Importantly, these devices do not ‘act’ alone (Mol, 2008
). Together, the availability and use of more clinical options at ever older ages, their proven efficacy for certain populations in reducing symptoms and pushing back mortality, the subsequent need for physicians to offer what has become routinized as ‘best’ in terms of mortality reduction, and the expanded clinical goals that result – to treat increasing heart failure and risk of death with the best and usually newest tools available for as long as possible – promote the notion that the corporeal symptoms of aging and decline can be treated always
). That notion is not as pervasive in European countries (although the situation there is changing [see, for example Heath, 2010
]), where state-mandated limitations to health care resources are more robust than in the US. (Fairfield, 2010
The ironic feature of the device is not yet apparent to Mr. Albert because the topic of prolonging advanced heart failure is not mentioned. In addition, Mr. Albert is not (yet) aware of what other research has revealed (Pollock 2008

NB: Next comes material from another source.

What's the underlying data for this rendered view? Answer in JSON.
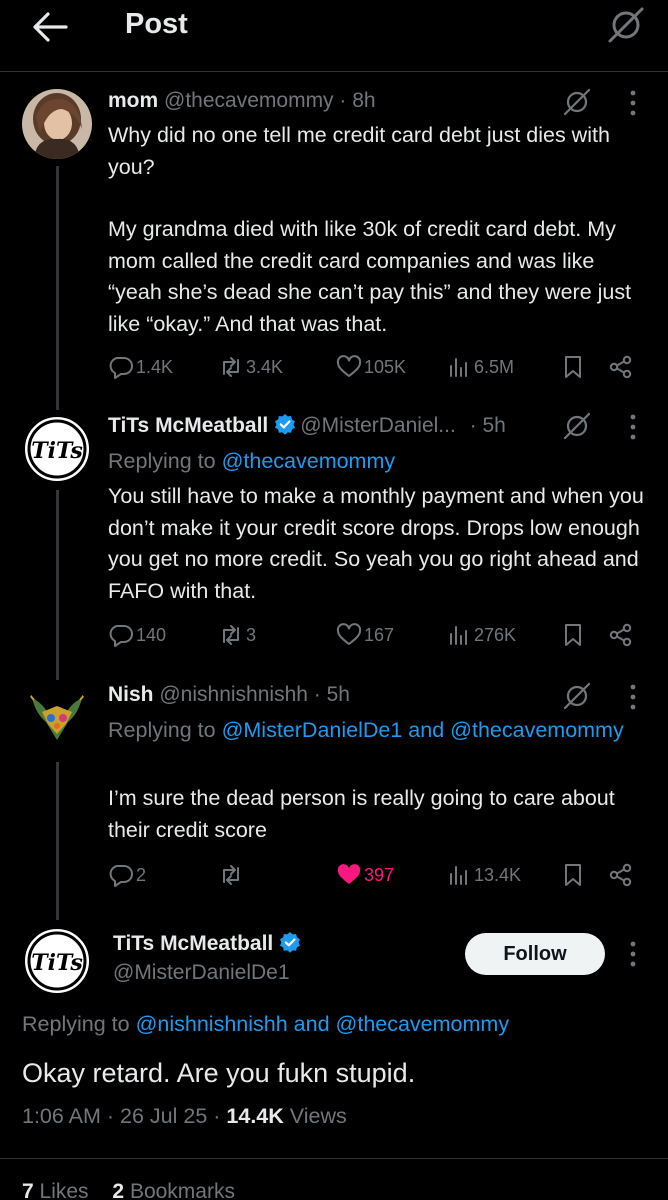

) – that some persons with ICDs become acutely aware of how they will not die, that “terror” is frequently associated with receiving a shock and that there is fear of receiving multiple shocks and then dying. In short, we do not know if Mr. Albert will experience a feeling of the foreshadowing of death and if the fact that he is over 80 matters in that regard. We do not know, also, to what extent the device will extend his time of living with increasing heart failure.
Like Mr. Albert, a growing number of older individuals who receive these devices are enabled to live with progressive heart failure. They then may become candidates for even more complex implantable therapies – such as the left ventricular assist device (LVAD), a mechanical pump that enables a severely weakened heart to pump blood through the body. Increased use of the ICD as ordinary, standard treatment to stave off death paves the way for more practitioners and patients to consider treating end-stage heart failure later, with even more invasive and powerful devices that have the ability both to extend life and prolong dying.